NICE Worried Over Non-Implementation Of Masterplans
The Chairman, Abuja chapter of Nigeria Institution of Civil Engineers (NICE), Engr. Ben Ossy Oko has stated that the greatest challenge with Nigeria is non-compliance to the master plan particularly in Abuja. In a chat with Housing News in Abuja, he noted that Abuja is the only city in Nigeria that was designed before government started providing infrastructures.
He maintained that Cambera, the capital of Australia was the first capital city in the world that was designed before building infrastructure followed by Brazilia, the capital of Brazil and the third Abuja. “If you visit these cities, you will see the way they have been able to follow the implementation of the master plan but in Nigeria, reverse is the case”.
Oko stated that NICE has been providing support and professional guidance to the government given that 80 percent of development in Abuja was carried out by civil engineers. He lamented that the sprawling slum settlements in the city was due to the increasing population at the centre and economic downturn that affected the provision of infrastructure This he said energised residents to seek alternative ways of habitation.
“From the Abuja master plan, we are not supposed to have soakaways, electric poles or build houses anywhere without the presence of infrastructure but today; if you visit places like Kuje, Lugbe, Nyanya, Gwagwalada, you will notice the absence of infrastructure”.
The chairman pointed out that government had in the past built mass housing to control illegal settlements as seen in places like Apo and Pegi. Oko disclosed that their job as a professional body is to advise the government on best ways to reduce slums which is to channel resources towards speedy development of the city. He further pleaded with federal government to develop alternative means of transportation by investing heavily on railways instead of constructing many roads.
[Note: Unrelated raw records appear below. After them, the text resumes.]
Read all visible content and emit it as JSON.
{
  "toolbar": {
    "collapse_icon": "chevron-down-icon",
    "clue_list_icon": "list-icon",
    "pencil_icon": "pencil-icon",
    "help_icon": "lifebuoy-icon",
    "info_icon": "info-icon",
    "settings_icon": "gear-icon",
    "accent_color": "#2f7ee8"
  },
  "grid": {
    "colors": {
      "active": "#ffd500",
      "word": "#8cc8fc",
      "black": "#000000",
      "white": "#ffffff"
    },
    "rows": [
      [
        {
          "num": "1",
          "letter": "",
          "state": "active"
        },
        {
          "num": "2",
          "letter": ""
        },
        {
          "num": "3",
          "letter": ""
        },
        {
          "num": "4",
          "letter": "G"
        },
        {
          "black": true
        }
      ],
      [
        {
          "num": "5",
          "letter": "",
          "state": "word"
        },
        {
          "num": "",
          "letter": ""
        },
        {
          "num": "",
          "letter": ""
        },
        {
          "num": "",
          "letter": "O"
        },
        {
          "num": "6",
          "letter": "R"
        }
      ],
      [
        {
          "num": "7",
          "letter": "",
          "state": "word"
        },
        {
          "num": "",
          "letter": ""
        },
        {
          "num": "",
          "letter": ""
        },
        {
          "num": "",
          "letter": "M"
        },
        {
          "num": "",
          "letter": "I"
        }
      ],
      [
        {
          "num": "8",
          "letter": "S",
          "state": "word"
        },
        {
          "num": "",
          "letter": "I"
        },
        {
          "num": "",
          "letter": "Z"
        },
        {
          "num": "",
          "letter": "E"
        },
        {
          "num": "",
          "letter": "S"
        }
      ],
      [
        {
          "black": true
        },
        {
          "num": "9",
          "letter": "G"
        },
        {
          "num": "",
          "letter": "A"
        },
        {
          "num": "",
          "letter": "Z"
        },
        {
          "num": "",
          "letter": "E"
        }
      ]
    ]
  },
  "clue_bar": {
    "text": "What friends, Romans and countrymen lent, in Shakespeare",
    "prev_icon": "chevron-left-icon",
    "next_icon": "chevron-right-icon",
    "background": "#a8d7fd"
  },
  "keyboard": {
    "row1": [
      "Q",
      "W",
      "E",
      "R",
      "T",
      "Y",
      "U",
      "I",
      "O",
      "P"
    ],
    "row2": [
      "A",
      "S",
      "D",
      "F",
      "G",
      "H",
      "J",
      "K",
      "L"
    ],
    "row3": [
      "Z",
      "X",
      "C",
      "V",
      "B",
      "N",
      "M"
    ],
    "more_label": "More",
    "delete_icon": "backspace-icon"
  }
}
“If we have functional railway system in Abuja, somebody living in Kaduna, Keffi, Abaji doesn’t need to live in the city centre. All they need to do is to enter the train in the morning to the city and when they closes for the day, they will enter similar train back home which is what is applicable in every part of the world”. Oko was optimistic that the institution would continue to advocate for increased alternative means of transportation adding that their job as professional engineers is to advise government on people oriented policies.